If it all goes wrong

If your tenant is eight weeks or more in arrears, you can ask for LHA to be paid directly to you. While this is obviously not an ideal situation, it does highlight one advantage of housing benefit tenants: after eight weeks without receiving rent, private sector landlords are just beginning court proceedings to evict their tenant, and may be in for several more months without payment. In the case of tenants deemed to be vulnerable, the Council may decide that LHA can be paid directly to the landlord right from the beginning: this can be the case for tenants with a history of financial difficulties, gambling or substance addictions, learning difficulties or inability to speak English. If you think this might apply, then speak to your local housing benefit office as soon as possible. Which brings us to what may be the best bit of advice of all: always stay on good terms with your local housing benefit office.

 

 

 

Know your tenant

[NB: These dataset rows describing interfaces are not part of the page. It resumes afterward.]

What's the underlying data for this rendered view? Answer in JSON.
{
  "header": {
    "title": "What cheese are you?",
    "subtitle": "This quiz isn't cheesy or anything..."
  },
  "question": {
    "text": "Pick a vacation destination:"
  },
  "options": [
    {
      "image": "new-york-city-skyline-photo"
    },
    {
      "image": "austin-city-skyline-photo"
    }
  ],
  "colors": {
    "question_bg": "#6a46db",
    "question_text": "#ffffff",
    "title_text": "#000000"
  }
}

Because the tenant isn't the one who's ultimately paying the rent, some landlords have not bothered to take references prior to starting the tenancy. This is a mistake, because the tenant, at the moment, still holds the purse-strings. Even if they have no employer, you can still talk to their last landlord. As it has been known for landlords to give positive references to terrible tenants just to get rid of them, taking a reference from their last-but-one landlord might be a better idea.

Other landlords opt to get a guarantor, so that if the tenant absconds with the LHA money, they have someone else to chase. If you go for this option, then do reference and credit check the guarantor too.

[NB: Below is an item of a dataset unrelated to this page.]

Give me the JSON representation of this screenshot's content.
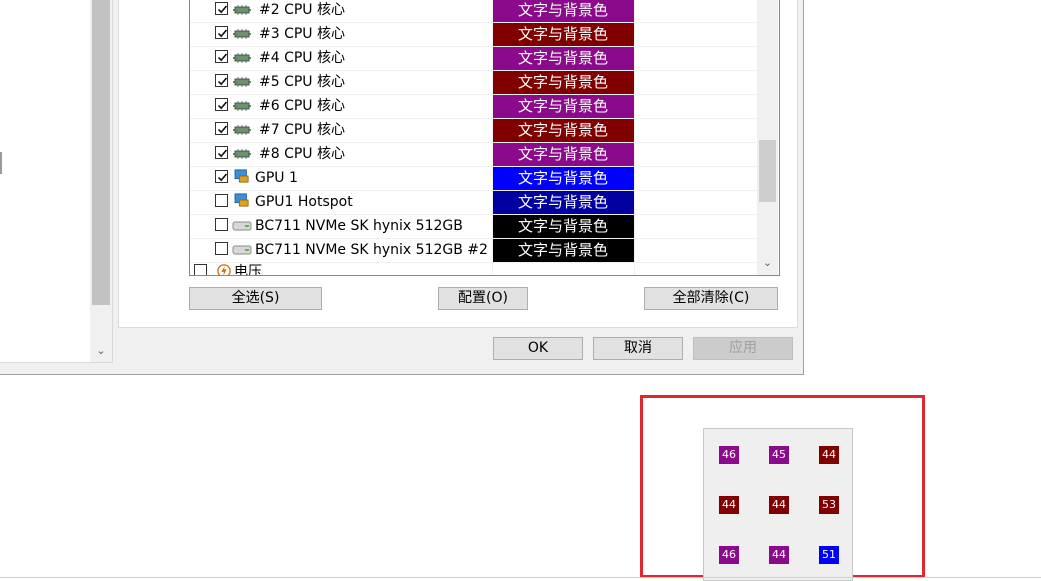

During the life of the tenancy, plan for regular inspections of the property: arrange these in advance with your tenant, and present them as checking up not on them, but on the property: it's your duty, after all, to ensure that it's properly maintained. But you'll also want to keep an eye out for obvious changes in your tenant's circumstances: have they moved in a partner or a housemate, or got a job? If LHA has been overpaid, the Council will come after you for the overpayment, and leave you trying to reclaim the unpaid rent from your tenant, so this is common-sense self-preservation on the part of a landlord.

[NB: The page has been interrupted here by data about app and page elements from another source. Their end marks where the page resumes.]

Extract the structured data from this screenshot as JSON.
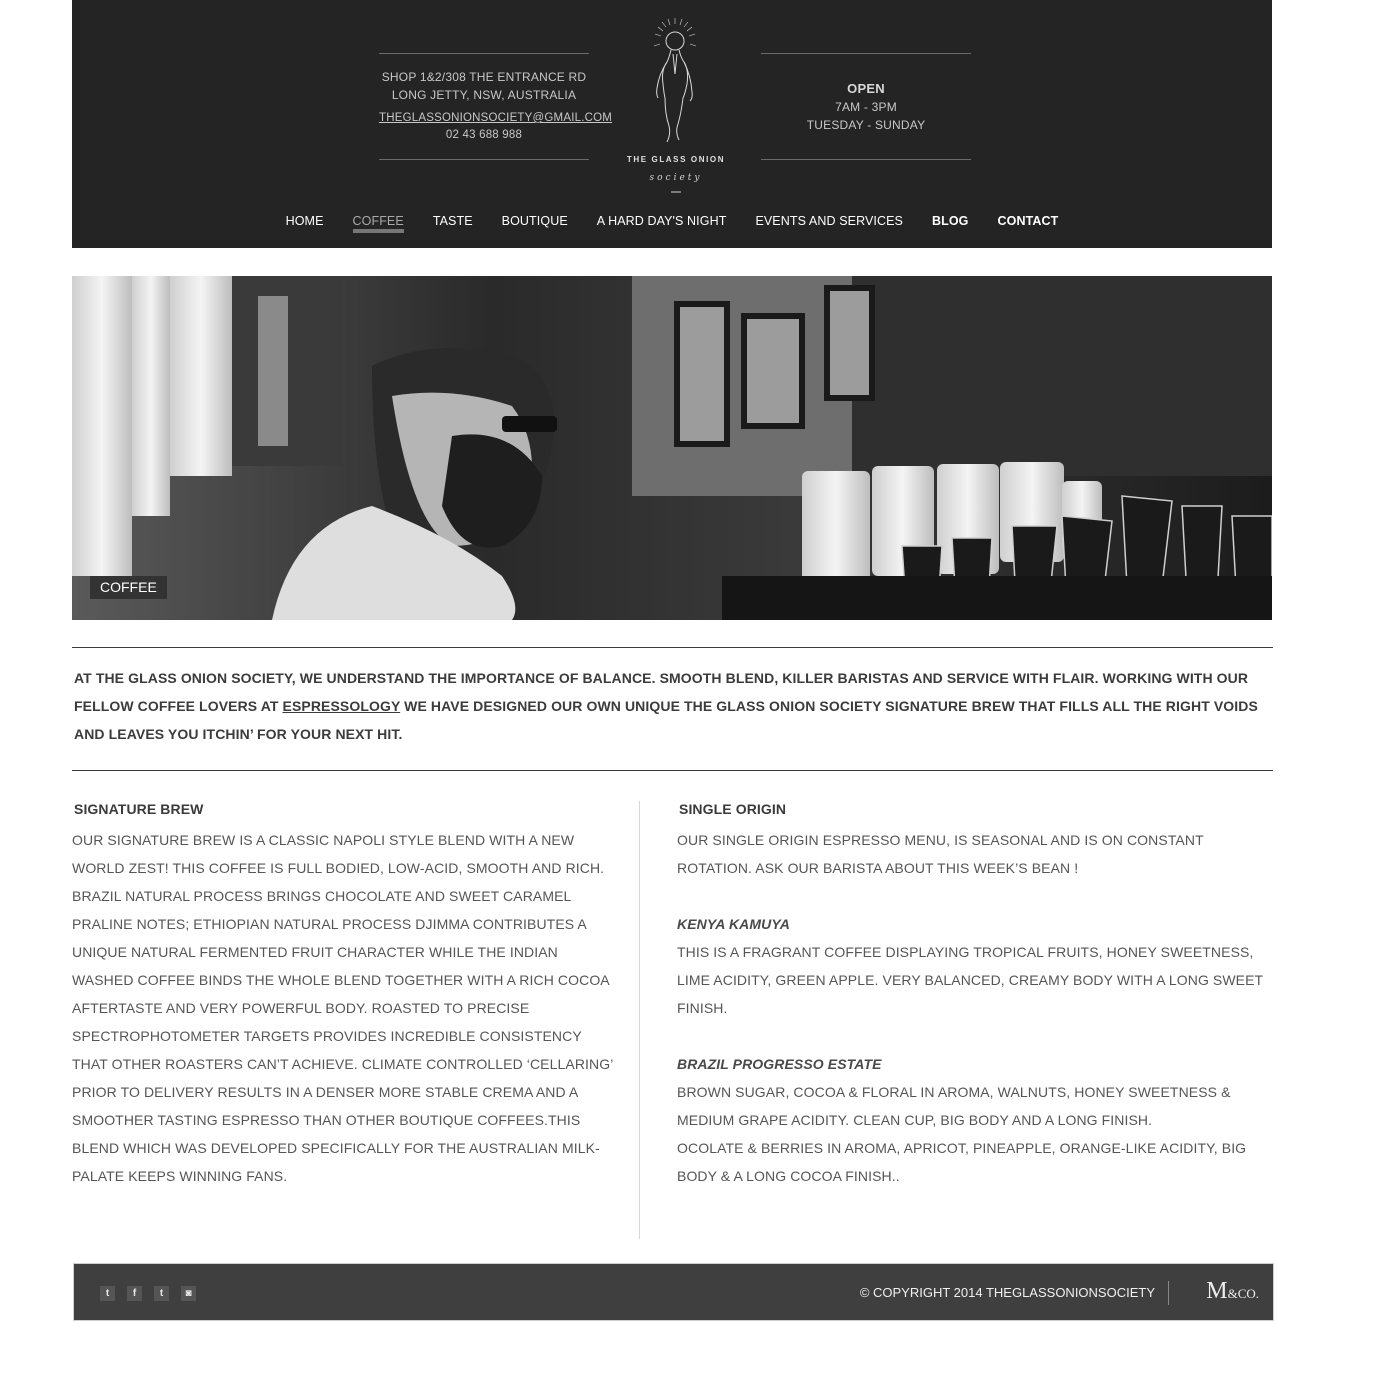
{
  "header": {
    "address_line1": "SHOP 1&2/308 THE ENTRANCE RD",
    "address_line2": "LONG JETTY, NSW, AUSTRALIA",
    "email": "THEGLASSONIONSOCIETY@GMAIL.COM",
    "phone": "02 43 688 988",
    "hours_title": "OPEN",
    "hours_time": "7AM - 3PM",
    "hours_days": "TUESDAY - SUNDAY",
    "logo_line1": "THE GLASS ONION",
    "logo_line2": "society"
  },
  "nav": {
    "items": [
      {
        "label": "HOME"
      },
      {
        "label": "COFFEE"
      },
      {
        "label": "TASTE"
      },
      {
        "label": "BOUTIQUE"
      },
      {
        "label": "A HARD DAY'S NIGHT"
      },
      {
        "label": "EVENTS AND SERVICES"
      },
      {
        "label": "BLOG"
      },
      {
        "label": "CONTACT"
      }
    ],
    "active": "COFFEE"
  },
  "hero": {
    "label": "COFFEE"
  },
  "intro": {
    "text_before": "AT THE GLASS ONION SOCIETY, WE UNDERSTAND THE IMPORTANCE OF BALANCE. SMOOTH BLEND, KILLER BARISTAS AND SERVICE WITH FLAIR. WORKING WITH OUR FELLOW COFFEE LOVERS AT ",
    "link": "ESPRESSOLOGY",
    "text_after": " WE HAVE DESIGNED OUR OWN UNIQUE THE GLASS ONION SOCIETY SIGNATURE BREW THAT FILLS ALL THE RIGHT VOIDS AND LEAVES YOU ITCHIN’ FOR YOUR NEXT HIT."
  },
  "signature": {
    "title": "SIGNATURE BREW",
    "body": "OUR SIGNATURE BREW IS A CLASSIC NAPOLI STYLE BLEND WITH A NEW WORLD ZEST! THIS COFFEE IS FULL BODIED, LOW-ACID, SMOOTH AND RICH. BRAZIL NATURAL PROCESS BRINGS CHOCOLATE AND SWEET CARAMEL PRALINE NOTES; ETHIOPIAN NATURAL PROCESS DJIMMA CONTRIBUTES A UNIQUE NATURAL FERMENTED FRUIT CHARACTER WHILE THE INDIAN WASHED COFFEE BINDS THE WHOLE BLEND TOGETHER WITH A RICH COCOA AFTERTASTE AND VERY POWERFUL BODY. ROASTED TO PRECISE SPECTROPHOTOMETER TARGETS PROVIDES INCREDIBLE CONSISTENCY THAT OTHER ROASTERS CAN’T ACHIEVE. CLIMATE CONTROLLED ‘CELLARING’ PRIOR TO DELIVERY RESULTS IN A DENSER MORE STABLE CREMA AND A SMOOTHER TASTING ESPRESSO THAN OTHER BOUTIQUE COFFEES.THIS BLEND WHICH WAS DEVELOPED SPECIFICALLY FOR THE AUSTRALIAN MILK-PALATE KEEPS WINNING FANS."
  },
  "single_origin": {
    "title": "SINGLE ORIGIN",
    "intro": "OUR SINGLE ORIGIN ESPRESSO MENU, IS SEASONAL AND IS ON CONSTANT ROTATION. ASK OUR BARISTA ABOUT THIS WEEK’S BEAN !",
    "kenya_title": "KENYA KAMUYA",
    "kenya_body": "THIS IS A FRAGRANT COFFEE DISPLAYING TROPICAL FRUITS, HONEY SWEETNESS, LIME ACIDITY, GREEN APPLE. VERY BALANCED, CREAMY BODY WITH A LONG SWEET FINISH.",
    "brazil_title": "BRAZIL PROGRESSO ESTATE",
    "brazil_body1": "BROWN SUGAR, COCOA & FLORAL IN AROMA, WALNUTS, HONEY SWEETNESS & MEDIUM GRAPE ACIDITY. CLEAN CUP, BIG BODY AND A LONG FINISH.",
    "brazil_body2": "OCOLATE & BERRIES IN AROMA, APRICOT, PINEAPPLE, ORANGE-LIKE ACIDITY, BIG BODY & A LONG COCOA FINISH.."
  },
  "footer": {
    "social": [
      {
        "icon": "twitter-icon",
        "glyph": "t"
      },
      {
        "icon": "facebook-icon",
        "glyph": "f"
      },
      {
        "icon": "tumblr-icon",
        "glyph": "t"
      },
      {
        "icon": "instagram-icon",
        "glyph": "◙"
      }
    ],
    "copyright": "© COPYRIGHT 2014 THEGLASSONIONSOCIETY",
    "brand_main": "M",
    "brand_small": "&CO."
  }
}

Though the system of renting to housing benefit tenants might look daunting at first, it can be a lucrative source of long-term, stable tenants whose rent is paid on time: which is all any of us want.

 

Upad.co.uk is the UK's largest online lettings agent. See your property listed on 950+ top UK portals including Rightmove, for just £69 until let.

To find your next tenant CLICK HERE

 

 

Upad sponsor mypropertypowerteam
 

 

 

Bookmark and Share

 

My Property Power Team recommends Upad, the UK's largest online lettings agent.

Upad sponsors of mypropertypowerteam

Upad's Rental Property Marketing helps you find a tenant for your rental property quickly and easily, by distributing your ad to over 500 top UK property websites. To find your next tenant CLICK HERE

Some Key Stats

* Upad.co.uk generates on average 14 enquires per listing.

* Upad.co.uk has built the largest rental property marketing distribution network in the UK

* Upad.co.uk has the largest database of private landlord customers of any online lettings business


Upad sponsors of mypropertypowerteam

 

Access the Business Directory

 
© 2018 My Property Power Team | privacy policy | terms & conditions | contact us | advertise |